One of the things that makes us happy is knowing that teachers and students have been inspired by our work. A couple of years ago we started to notice videos appearing on YouTube that students produced in class and called "Common Craft Style" videos. There are now over 2000 on YouTube.
Yesterday I was browsing the videos and saw this one, which totally made our day:
Since our first video, Common Craft style has been defined by a specific set of materials and processes. You could say we work within a set of constraints. While the word “constraints” sounds limiting, we’ve always found them useful and, paradoxically, liberating. According to the article linked below, there’s now a scientific explanation.
Johan Lehrer recently wrote an article called Need to Create? Get a Constraint wherein he looks at the results of psychological experiments that show how constraints or obstacles change the way we look at the world. The basic idea is that being limited or constrained in our approach to solving a problem opens our minds to a more global perspective and helps us see connections we would not have seen otherwise.
According to the scientists...
Consistently, these studies show that encountering an obstacle in one task can elicit a more global, Gestalt-like processing style that automatically carries over to unrelated tasks, leading people to broaden their perception, open up mental categories, and improve at integrating seemingly unrelated concepts.
This seems to explain why I find constraints to be liberating. In approaching a new video, we do not have every option on the table. Common Craft Style is, in some ways, a system of constraints. For example, we only use a few items in Common Craft videos - a whiteboard, paper cut-outs, human hands, markers, etc. These are material constraints. We don’t use music - feature constraint. Our videos are never over four minutes long - a time constraint. Our characters don’t have faces - an emotional constraint.
These are all examples of obstacles. Constraining our work in this way means that we can remove a lot decision making and administration and replace it with other kinds of creativity. Our videos may work better because we don’t have to find the right music, the right animation style, the right facial expressions or models.

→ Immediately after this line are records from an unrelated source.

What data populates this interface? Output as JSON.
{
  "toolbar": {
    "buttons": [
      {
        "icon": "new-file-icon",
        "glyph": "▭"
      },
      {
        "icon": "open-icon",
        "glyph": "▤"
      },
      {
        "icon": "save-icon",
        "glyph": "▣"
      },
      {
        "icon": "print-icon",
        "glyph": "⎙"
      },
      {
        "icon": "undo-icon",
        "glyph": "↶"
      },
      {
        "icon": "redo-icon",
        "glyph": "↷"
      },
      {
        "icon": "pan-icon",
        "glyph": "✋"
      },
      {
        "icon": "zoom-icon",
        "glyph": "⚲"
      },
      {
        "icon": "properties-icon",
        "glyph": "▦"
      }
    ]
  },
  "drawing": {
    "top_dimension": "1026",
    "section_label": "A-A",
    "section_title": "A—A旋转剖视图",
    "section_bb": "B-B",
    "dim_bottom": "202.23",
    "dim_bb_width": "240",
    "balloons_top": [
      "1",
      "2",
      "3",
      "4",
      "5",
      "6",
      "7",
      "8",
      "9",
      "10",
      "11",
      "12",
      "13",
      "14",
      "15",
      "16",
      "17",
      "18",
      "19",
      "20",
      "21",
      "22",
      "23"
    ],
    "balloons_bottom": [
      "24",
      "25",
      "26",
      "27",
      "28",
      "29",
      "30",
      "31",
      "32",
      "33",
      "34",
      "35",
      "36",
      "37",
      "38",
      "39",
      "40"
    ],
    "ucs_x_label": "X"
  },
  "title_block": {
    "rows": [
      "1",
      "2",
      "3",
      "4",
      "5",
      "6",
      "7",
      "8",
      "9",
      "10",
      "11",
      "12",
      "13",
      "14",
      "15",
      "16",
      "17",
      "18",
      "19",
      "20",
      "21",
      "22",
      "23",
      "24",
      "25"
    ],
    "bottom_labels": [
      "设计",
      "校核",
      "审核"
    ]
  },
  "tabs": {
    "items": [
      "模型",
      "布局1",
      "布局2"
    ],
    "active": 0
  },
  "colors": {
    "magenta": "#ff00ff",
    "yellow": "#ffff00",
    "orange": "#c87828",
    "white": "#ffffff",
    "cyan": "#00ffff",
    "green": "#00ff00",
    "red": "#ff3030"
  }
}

We can stop worrying about a big chunk of the creative process through constraints and focus on what matters most to us: the explanation.
If you're working on a creative project, consider how constraints may change your perspective. It may be that limiting yourself to black and white photos or only one kind of brush may highlight an aspect of the project you would not have seen otherwise.
They have their niche and nobody good would ever copy their style. Common Craft should be the only people that make a cut-out-videos-that-explain software or web services. Anything else is an echo.
If a client asked, we’d say no. It’d be an admission of creative bankruptcy to try to mimic the very clear, original style that CommonCraft uses.
First, I want to thank Chris for standing up for our work so publicly. I like that Chris’ perspective is not about legal ramifications so much as recognizing another company’s work and making a conscious choice to take a different creative direction. In some ways, it’s how the world should work.
The fact is, there are many videos out there that could be called “Common Craft Style” - we see them all the time. Like Chris, people sometimes expect us to be up-in-arms about other producers who take inspiration from, or even directly copy our work. While plagiarism and trademark infringement is unacceptable, we recognize that there is a gray area and always appreciate attribution if our work is indeed an inspiration. It's this gray area that makes our position on Common Craft Style a bit complicated.
Example: Educational Use
Teachers and students are currently working on what they call “Common Craft Style” videos in classrooms. These are often middle and high school students making videos that help them learn about history, for example. While we are not involved in any way, we have always encouraged teachers to take inspiration from our work in school projects.
Here's an example created by Wendy Drexler:
Here's another made by 8th graders that makes me LOL:
As we mentioned, the existence of these projects makes having an absolute position on Common Craft Style difficult, as we are very supportive of these educational, classroom-oriented videos.
Years ago, we decided that the best thing we can do is focus our attention on building our brand and making the best possible videos. Our goal has always been to create a brand of videos that speaks for itself and I think we’re getting close.
There will always be the company, producer or agency who chooses to make a video in “Common Craft Style”. Sure, you could say they’re copying us. You could say that we need to stop them. But as Chris’ blog post shows, the market has a way of recognizing and even protecting unique and valuable creations. Here's what I mean...
Rock and Roll
Chris quotes Scott Ginsberg in his post, “There are no cover-bands in the Rock and Roll Hall of Fame.” While this may be true, that building is filled with individuals who were inspired-by and copied the techniques of others. Even though Chuck Berry inspired Elvis Presley, there will only ever be one Chuck Berry. And maybe that’s the lesson here.
More than anything, we want to see video explanations become the next rock-and-roll. We want our little industry to grow and for talented producers to build careers on using videos to explain and educate. And for that to happen, the environment needs to encourage producers who take inspiration, but also find responsible ways to make their own creative contribution.
We’ll always protect our brand and appreciate attribution where it's appropriate. But at the end of the day, we want to be the people who help inspire the next Hall of Fame inductee, not stand in their way.
If you’re considering a Common Craft video, please contact us.